The most stirring moments in the reboot of The Magnificent Seven come at the start of the closing credits, as Elmer Bernstein’s iconic theme from the 1960 version plays under images of the new “Seven;” the rest of Antoine Fuqua’s remake is serviceable—but no more. The earlier American version (the original is really Kurosawa’s The Seven Samurai) had Yul Brynner, Steve McQueen, and a number of rising stars (Charles Bronson, James Coburn, etc) defending a downtrodden town from Mexican bandit chief Eli Wallach (entertainingly chewing the scenery). Here, it’s Denzel Washington’s duly appointed peace officer recruiting a disparate group of gunslingers (as well as those with specialized talents) to do battle against evil land baron Peter Sarsgaard (more than a little ham-fisted, but to little effect). This “Seven” is fairly diverse, with a Comanche warrior and a wanted Mexican outlaw among its members, but Denzel Washington’s Sam Chisholm, Chris Pratt’s Farraday, and Ethan Hawkes’ sharpshooting Goddnight Robicheaux (who steals the proceedings) receive the lion’s share of the footage. The problem is there’s not much that they’re given to do; the plot has them assemble, then train the town to do battle against Saarsgard’s Bogue (and his veritable army)—with nary an unexpected development along the way.
To be fair, the climax is a well-staged thirty-minute action sequence where the “Seven” show their magnificence in the face of insurmountable odds (including one particularly destructive Gatling gun). However the film feels like it’s just going through its paces; there are elements of the classic American Western, the Spaghetti West of Sergio Leone, but certain potentially intriguing aspects are underdeveloped, including Haley Bennett’s heroine who hires the Seven, and the backstories of (most of) the Seven.
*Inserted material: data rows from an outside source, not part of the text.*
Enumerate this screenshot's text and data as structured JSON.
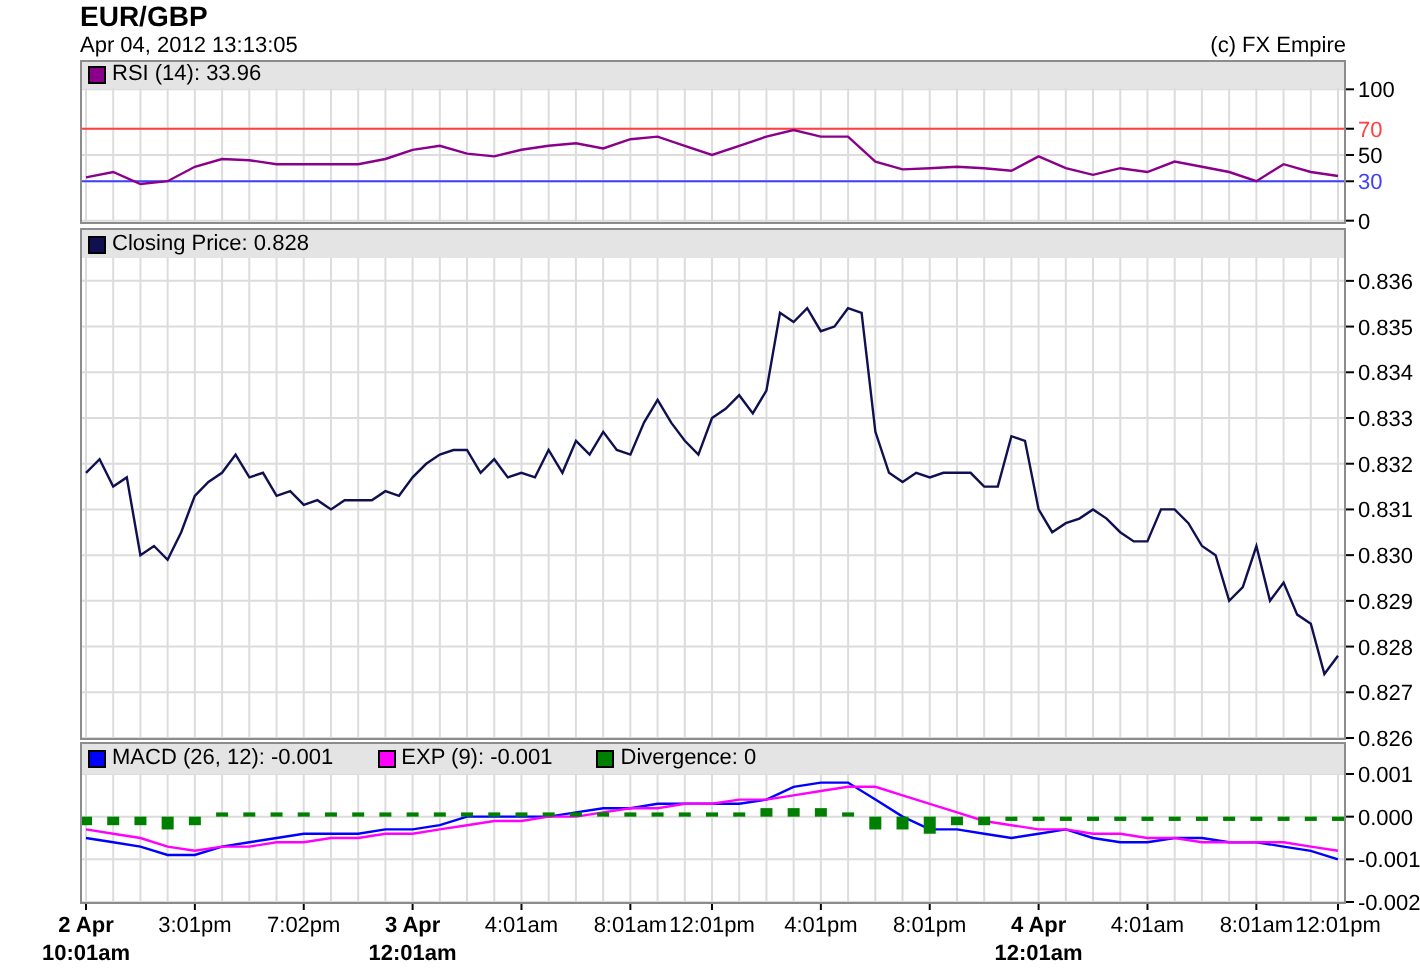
{
  "title": "EUR/GBP",
  "timestamp": "Apr 04, 2012 13:13:05",
  "credit": "(c) FX Empire",
  "rsi_panel": {
    "chart_data": {
      "type": "line",
      "grid": true,
      "legend": "top-left",
      "ylim": [
        -1,
        101
      ],
      "yticks": [
        {
          "value": 100,
          "label": "100"
        },
        {
          "value": 70,
          "label": "70"
        },
        {
          "value": 50,
          "label": "50"
        },
        {
          "value": 30,
          "label": "30"
        },
        {
          "value": 0,
          "label": "0"
        }
      ],
      "ref_lines": [
        {
          "axis": "y",
          "value": 70,
          "color": "#ff4040"
        },
        {
          "axis": "y",
          "value": 30,
          "color": "#4040ff"
        }
      ],
      "series": [
        {
          "name": "RSI (14): 33.96",
          "color": "#8b008b",
          "values": [
            33,
            37,
            28,
            30,
            41,
            47,
            46,
            43,
            43,
            43,
            43,
            47,
            54,
            57,
            51,
            49,
            54,
            57,
            59,
            55,
            62,
            64,
            57,
            50,
            57,
            64,
            69,
            64,
            64,
            45,
            39,
            40,
            41,
            40,
            38,
            49,
            40,
            35,
            40,
            37,
            45,
            41,
            37,
            30,
            43,
            37,
            34
          ]
        }
      ]
    }
  },
  "price_panel": {
    "chart_data": {
      "type": "line",
      "grid": true,
      "legend": "top-left",
      "ylim": [
        0.826,
        0.8365
      ],
      "yticks": [
        {
          "value": 0.836,
          "label": "0.836"
        },
        {
          "value": 0.835,
          "label": "0.835"
        },
        {
          "value": 0.834,
          "label": "0.834"
        },
        {
          "value": 0.833,
          "label": "0.833"
        },
        {
          "value": 0.832,
          "label": "0.832"
        },
        {
          "value": 0.831,
          "label": "0.831"
        },
        {
          "value": 0.83,
          "label": "0.830"
        },
        {
          "value": 0.829,
          "label": "0.829"
        },
        {
          "value": 0.828,
          "label": "0.828"
        },
        {
          "value": 0.827,
          "label": "0.827"
        },
        {
          "value": 0.826,
          "label": "0.826"
        }
      ],
      "series": [
        {
          "name": "Closing Price: 0.828",
          "color": "#101050",
          "values": [
            0.8318,
            0.8321,
            0.8315,
            0.8317,
            0.83,
            0.8302,
            0.8299,
            0.8305,
            0.8313,
            0.8316,
            0.8318,
            0.8322,
            0.8317,
            0.8318,
            0.8313,
            0.8314,
            0.8311,
            0.8312,
            0.831,
            0.8312,
            0.8312,
            0.8312,
            0.8314,
            0.8313,
            0.8317,
            0.832,
            0.8322,
            0.8323,
            0.8323,
            0.8318,
            0.8321,
            0.8317,
            0.8318,
            0.8317,
            0.8323,
            0.8318,
            0.8325,
            0.8322,
            0.8327,
            0.8323,
            0.8322,
            0.8329,
            0.8334,
            0.8329,
            0.8325,
            0.8322,
            0.833,
            0.8332,
            0.8335,
            0.8331,
            0.8336,
            0.8353,
            0.8351,
            0.8354,
            0.8349,
            0.835,
            0.8354,
            0.8353,
            0.8327,
            0.8318,
            0.8316,
            0.8318,
            0.8317,
            0.8318,
            0.8318,
            0.8318,
            0.8315,
            0.8315,
            0.8326,
            0.8325,
            0.831,
            0.8305,
            0.8307,
            0.8308,
            0.831,
            0.8308,
            0.8305,
            0.8303,
            0.8303,
            0.831,
            0.831,
            0.8307,
            0.8302,
            0.83,
            0.829,
            0.8293,
            0.8302,
            0.829,
            0.8294,
            0.8287,
            0.8285,
            0.8274,
            0.8278
          ]
        }
      ]
    }
  },
  "macd_panel": {
    "chart_data": {
      "type": "line",
      "grid": true,
      "legend": "top-left",
      "ylim": [
        -0.002,
        0.001
      ],
      "categories": [
        "2 Apr\n10:01am",
        null,
        null,
        null,
        "3:01pm",
        null,
        null,
        null,
        "7:02pm",
        null,
        null,
        null,
        "3 Apr\n12:01am",
        null,
        null,
        null,
        "4:01am",
        null,
        null,
        null,
        "8:01am",
        null,
        null,
        "12:01pm",
        null,
        null,
        null,
        "4:01pm",
        null,
        null,
        null,
        "8:01pm",
        null,
        null,
        null,
        "4 Apr\n12:01am",
        null,
        null,
        null,
        "4:01am",
        null,
        null,
        null,
        "8:01am",
        null,
        null,
        "12:01pm"
      ],
      "yticks": [
        {
          "value": 0.001,
          "label": "0.001"
        },
        {
          "value": 0,
          "label": "0.000"
        },
        {
          "value": -0.001,
          "label": "-0.001"
        },
        {
          "value": -0.002,
          "label": "-0.002"
        }
      ],
      "series": [
        {
          "name": "MACD (26, 12): -0.001",
          "color": "#0000ff",
          "values": [
            -0.0005,
            -0.0006,
            -0.0007,
            -0.0009,
            -0.0009,
            -0.0007,
            -0.0006,
            -0.0005,
            -0.0004,
            -0.0004,
            -0.0004,
            -0.0003,
            -0.0003,
            -0.0002,
            0.0,
            0.0,
            0.0,
            0.0,
            0.0001,
            0.0002,
            0.0002,
            0.0003,
            0.0003,
            0.0003,
            0.0003,
            0.0004,
            0.0007,
            0.0008,
            0.0008,
            0.0004,
            0.0,
            -0.0003,
            -0.0003,
            -0.0004,
            -0.0005,
            -0.0004,
            -0.0003,
            -0.0005,
            -0.0006,
            -0.0006,
            -0.0005,
            -0.0005,
            -0.0006,
            -0.0006,
            -0.0007,
            -0.0008,
            -0.001
          ]
        },
        {
          "name": "EXP (9): -0.001",
          "color": "#ff00ff",
          "values": [
            -0.0003,
            -0.0004,
            -0.0005,
            -0.0007,
            -0.0008,
            -0.0007,
            -0.0007,
            -0.0006,
            -0.0006,
            -0.0005,
            -0.0005,
            -0.0004,
            -0.0004,
            -0.0003,
            -0.0002,
            -0.0001,
            -0.0001,
            0.0,
            0.0,
            0.0001,
            0.0002,
            0.0002,
            0.0003,
            0.0003,
            0.0004,
            0.0004,
            0.0005,
            0.0006,
            0.0007,
            0.0007,
            0.0005,
            0.0003,
            0.0001,
            -0.0001,
            -0.0002,
            -0.0003,
            -0.0003,
            -0.0004,
            -0.0004,
            -0.0005,
            -0.0005,
            -0.0006,
            -0.0006,
            -0.0006,
            -0.0006,
            -0.0007,
            -0.0008
          ]
        },
        {
          "name": "Divergence: 0",
          "color": "#008000",
          "type": "bar",
          "values": [
            -0.0002,
            -0.0002,
            -0.0002,
            -0.0003,
            -0.0002,
            0.0001,
            0.0001,
            0.0001,
            0.0001,
            0.0001,
            0.0001,
            0.0001,
            0.0001,
            0.0001,
            0.0001,
            0.0001,
            0.0001,
            0.0001,
            0.0001,
            0.0001,
            0.0001,
            0.0001,
            0.0001,
            0.0001,
            0.0001,
            0.0002,
            0.0002,
            0.0002,
            0.0001,
            -0.0003,
            -0.0003,
            -0.0004,
            -0.0002,
            -0.0002,
            -0.0001,
            -0.0001,
            -0.0001,
            -0.0001,
            -0.0001,
            -0.0001,
            -0.0001,
            -0.0001,
            -0.0001,
            -0.0001,
            -0.0001,
            -0.0001,
            -0.0001
          ]
        }
      ]
    }
  }
}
The script is also generally devoid of humor and wit; there is nothing nearly as memorable as Eli Wallach’s incredulous, dying bandit in the 1960 version asking, “You came back…why?” or as moving as Bronson’s farewell to the children. If you want action and (and plenty of it), The Magnificent Seven has it, but don’t look for much else.
If you’re familiar with film noir, Westerns, classic television--or just want to know about an iconic film star, you will want to purchase DAN DURYEA – HEEL WITH A HEART,the new biography from Mike Peros, Noho’s film reviewer. DAN DURYEA – HEEL WITH A HEART, published by the University Press of Mississippi, is the first comprehensive biography of Dan Duryea, a film star who was loved by the public for his onscreen villainy in such classics as The Little Foxes (his debut, opposite Bette Davis), The Woman in the Window, Scarlet Street, Criss Cross, and Winchester ’73. Female moviegoers adored Duryea, especially when his characters were seen menacing and slapping women. Yet off the screen, Duryea was known as one of the nicest guys around, a family man (his marriage to wife Helen lasted thirty-five years) who enjoyed gardening and sailboating. Whenever Duryea would try to extend his range by playing more conventional, even heroic roles, the public said “No sale.” Yet Duryea did manage to extend his range on television, as he was one of the first film actors to realize the potential of the new medium. DAN DURYEA – HEEL WITH A HEART is a labor of love for Mike Peros; the most recent issue of Film Comment calls the book “an awfully handy piece of work.” It is due to be released on October 1, and is available from both University Press of Mississippi and Amazon.com.